“We are hoping that this vertical characterization of the environment will help us to better understand the role of temperature, moisture and wind shear in controlling or modulating aerosol-cloud interactions,” van den Heever said.
The two CAMP2Ex aircraft worked in tandem, with the Lear Jet frequently collecting in-situ data within the cloud, while the P-3 flew above it gathering co-located remote-sensing observations.
Meanwhile, the R/V Sally Ride, a U.S. research vessel operated by Scripps Institution of Oceanography, complemented the aircraft observations from below. As the ship steamed around the Pacific Ocean east of the Philippines, its crew of scientists measured air and sea interactions using radiosondes launched via weather balloons and the SEA-POL C-band polarimetric radar, designed and built at CSU under the direction of Professors Steven Rutledge and V. Chandrasekar.

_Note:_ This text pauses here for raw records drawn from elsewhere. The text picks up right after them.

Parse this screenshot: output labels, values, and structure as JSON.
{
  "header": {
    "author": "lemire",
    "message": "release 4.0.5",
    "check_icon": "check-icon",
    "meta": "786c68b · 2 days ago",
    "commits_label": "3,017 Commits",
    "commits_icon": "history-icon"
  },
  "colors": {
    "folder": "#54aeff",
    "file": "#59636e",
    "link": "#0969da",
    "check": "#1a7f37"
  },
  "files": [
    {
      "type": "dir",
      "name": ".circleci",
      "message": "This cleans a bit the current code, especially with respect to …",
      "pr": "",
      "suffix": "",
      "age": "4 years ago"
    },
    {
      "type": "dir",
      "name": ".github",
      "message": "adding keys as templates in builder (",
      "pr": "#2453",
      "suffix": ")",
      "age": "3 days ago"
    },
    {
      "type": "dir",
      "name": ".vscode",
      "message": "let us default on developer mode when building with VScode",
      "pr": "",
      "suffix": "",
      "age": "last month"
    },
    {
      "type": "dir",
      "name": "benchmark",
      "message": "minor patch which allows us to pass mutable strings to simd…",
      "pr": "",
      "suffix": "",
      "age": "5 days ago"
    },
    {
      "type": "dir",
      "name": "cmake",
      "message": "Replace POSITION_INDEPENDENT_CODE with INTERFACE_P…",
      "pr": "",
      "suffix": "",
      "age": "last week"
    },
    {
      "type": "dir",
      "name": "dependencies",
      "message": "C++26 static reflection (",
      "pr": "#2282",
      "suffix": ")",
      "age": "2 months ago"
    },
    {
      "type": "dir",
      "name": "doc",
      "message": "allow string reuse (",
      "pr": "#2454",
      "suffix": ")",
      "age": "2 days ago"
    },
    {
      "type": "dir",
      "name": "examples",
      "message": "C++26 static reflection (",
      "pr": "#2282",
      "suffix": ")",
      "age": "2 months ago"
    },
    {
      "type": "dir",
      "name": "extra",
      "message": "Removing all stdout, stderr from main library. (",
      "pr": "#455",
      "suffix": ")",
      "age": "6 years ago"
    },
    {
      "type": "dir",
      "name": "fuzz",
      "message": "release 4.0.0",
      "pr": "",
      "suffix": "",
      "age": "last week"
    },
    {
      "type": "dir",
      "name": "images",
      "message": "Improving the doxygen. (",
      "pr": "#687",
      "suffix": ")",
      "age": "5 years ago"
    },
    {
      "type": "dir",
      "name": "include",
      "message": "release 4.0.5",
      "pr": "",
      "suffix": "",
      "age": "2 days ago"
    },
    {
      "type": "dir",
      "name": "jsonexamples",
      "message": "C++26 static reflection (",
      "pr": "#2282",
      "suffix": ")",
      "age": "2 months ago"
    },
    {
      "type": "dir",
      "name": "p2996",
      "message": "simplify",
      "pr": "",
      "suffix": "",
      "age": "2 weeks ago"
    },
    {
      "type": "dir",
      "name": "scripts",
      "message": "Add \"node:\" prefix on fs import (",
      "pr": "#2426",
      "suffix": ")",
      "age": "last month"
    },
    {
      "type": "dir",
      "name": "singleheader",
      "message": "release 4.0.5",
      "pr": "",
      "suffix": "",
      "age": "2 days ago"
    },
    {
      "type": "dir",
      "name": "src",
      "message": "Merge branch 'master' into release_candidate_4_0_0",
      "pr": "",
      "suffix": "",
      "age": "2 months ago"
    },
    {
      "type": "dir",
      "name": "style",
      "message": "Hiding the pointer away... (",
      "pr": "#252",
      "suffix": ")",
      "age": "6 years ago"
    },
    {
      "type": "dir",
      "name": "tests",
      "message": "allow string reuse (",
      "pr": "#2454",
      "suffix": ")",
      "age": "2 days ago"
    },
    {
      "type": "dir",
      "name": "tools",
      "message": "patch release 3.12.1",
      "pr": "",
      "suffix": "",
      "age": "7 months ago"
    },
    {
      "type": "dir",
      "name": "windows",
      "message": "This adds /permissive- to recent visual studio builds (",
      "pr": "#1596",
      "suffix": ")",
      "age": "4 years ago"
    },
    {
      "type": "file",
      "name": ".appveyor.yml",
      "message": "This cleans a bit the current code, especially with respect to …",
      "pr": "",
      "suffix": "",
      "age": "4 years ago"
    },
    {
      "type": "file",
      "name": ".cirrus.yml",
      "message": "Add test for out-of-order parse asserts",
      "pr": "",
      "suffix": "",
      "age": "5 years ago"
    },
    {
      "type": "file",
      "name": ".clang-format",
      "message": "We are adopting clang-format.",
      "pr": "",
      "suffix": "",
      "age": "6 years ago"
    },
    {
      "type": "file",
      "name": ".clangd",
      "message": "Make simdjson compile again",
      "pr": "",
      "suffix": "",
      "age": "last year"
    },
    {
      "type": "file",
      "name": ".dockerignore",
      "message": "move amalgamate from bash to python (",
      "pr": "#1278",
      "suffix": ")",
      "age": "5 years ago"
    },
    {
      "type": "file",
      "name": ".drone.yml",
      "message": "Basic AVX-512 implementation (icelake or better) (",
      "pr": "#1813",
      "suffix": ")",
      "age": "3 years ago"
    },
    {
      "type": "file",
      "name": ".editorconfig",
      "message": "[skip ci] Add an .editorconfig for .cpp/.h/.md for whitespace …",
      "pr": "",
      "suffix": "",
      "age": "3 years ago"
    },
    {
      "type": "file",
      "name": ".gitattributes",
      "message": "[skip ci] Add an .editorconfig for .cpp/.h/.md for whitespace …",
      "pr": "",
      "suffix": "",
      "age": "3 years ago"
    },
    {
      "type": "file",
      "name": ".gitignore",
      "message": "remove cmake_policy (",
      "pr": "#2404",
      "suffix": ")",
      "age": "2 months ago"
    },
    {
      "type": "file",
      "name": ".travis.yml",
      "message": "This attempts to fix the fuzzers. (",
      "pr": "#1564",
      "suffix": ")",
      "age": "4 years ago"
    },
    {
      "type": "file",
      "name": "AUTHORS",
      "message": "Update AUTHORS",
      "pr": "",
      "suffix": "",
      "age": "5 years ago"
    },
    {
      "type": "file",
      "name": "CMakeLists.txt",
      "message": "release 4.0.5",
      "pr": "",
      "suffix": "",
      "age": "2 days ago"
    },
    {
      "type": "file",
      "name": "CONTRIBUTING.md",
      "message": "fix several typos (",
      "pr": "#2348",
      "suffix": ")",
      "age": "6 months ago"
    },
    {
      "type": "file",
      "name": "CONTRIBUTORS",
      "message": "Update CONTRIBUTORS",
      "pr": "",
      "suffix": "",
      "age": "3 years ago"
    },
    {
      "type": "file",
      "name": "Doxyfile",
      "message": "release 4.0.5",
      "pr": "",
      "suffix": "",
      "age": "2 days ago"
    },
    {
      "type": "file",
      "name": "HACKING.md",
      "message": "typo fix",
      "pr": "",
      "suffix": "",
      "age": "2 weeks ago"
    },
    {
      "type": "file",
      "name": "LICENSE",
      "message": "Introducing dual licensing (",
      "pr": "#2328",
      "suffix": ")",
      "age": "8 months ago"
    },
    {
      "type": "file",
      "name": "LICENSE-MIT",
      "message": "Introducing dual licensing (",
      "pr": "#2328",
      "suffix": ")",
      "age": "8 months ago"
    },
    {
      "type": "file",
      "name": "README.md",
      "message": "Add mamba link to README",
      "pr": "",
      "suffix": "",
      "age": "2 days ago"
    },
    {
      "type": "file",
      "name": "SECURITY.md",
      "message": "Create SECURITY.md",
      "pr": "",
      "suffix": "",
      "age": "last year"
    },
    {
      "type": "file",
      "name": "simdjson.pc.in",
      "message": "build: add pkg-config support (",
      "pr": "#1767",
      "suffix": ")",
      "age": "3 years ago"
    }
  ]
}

“Our interest is in documenting the evolution, organization and diurnal cycle of convection in relation to larger-scale variability in the tropical atmosphere,” said research scientist Brenda Dolan, who oversaw atmospheric operations for the Sally Ride. “We are able to do this at very high spatial and temporal resolution with the SEA-POL radar.”
Dolan coordinated missions with the CAMP2Ex flight scientists as they flew around the Sally Ride, sampling clouds and aerosols. Associate Professor Michael Bell’s research group provided daily weather forecasts for PISTON, while graduate student Sean Freeman did the same for CAMP2Ex, ensuring both ship and plane collected the best data and steered clear of typhoons.
Soundings launched from the ship eight times a day characterized the atmospheric thermodynamic state, while dual-polarized measurements taken with SEA-POL provided insights into the growth processes of convective cells. These PISTON observations, made by Professor Rutledge’s research group, offer context for CAMP2Ex’s research.
“Such co-located datasets allow us to obtain better observations near the surface and aloft, and are tremendously valuable in enhancing our understanding of aerosol and cloud processes, as well as evaluating these processes in numerical models,” van den Heever said.
Professors Bell, Rutledge, van den Heever, Eric Maloney and their research groups all contributed to PISTON, which set sail for the first time in August 2018.
Gauging pollution’s effects
With increasing air pollution and agricultural and deforestation fires generating aerosol particles that alter clouds, it is important to understand how those particles are influencing weather and ultimately climate, in the region and around the world. Filipinos have anecdotally observed a decrease in annual precipitation in recent decades, suggesting that a shift as a result of enhanced particle loading already is underway.
“Do more polluted environments produce populations of raindrops below cloud base that have a greater number of larger raindrops than those in cleaner environments?” van den Heever said. “Our numerical model, RAMS, as well as several other numerical models, suggest this is the case, and we need observations to evaluate this process. This process has important implications for surface precipitation rates as well as evaporation rates, and hence tropical cold pools.”
NASA, the U.S. Naval Research Laboratory (NRL), and the Manila Observatory worked closely to launch the NASA-funded CAMP2Ex. The CSU Department of Atmospheric Science continues to collaborate with scientists from NRL and the Manila Observatory, and plans to host visits from Observatory students next year. PISTON was funded by the U.S. Office of Naval Research.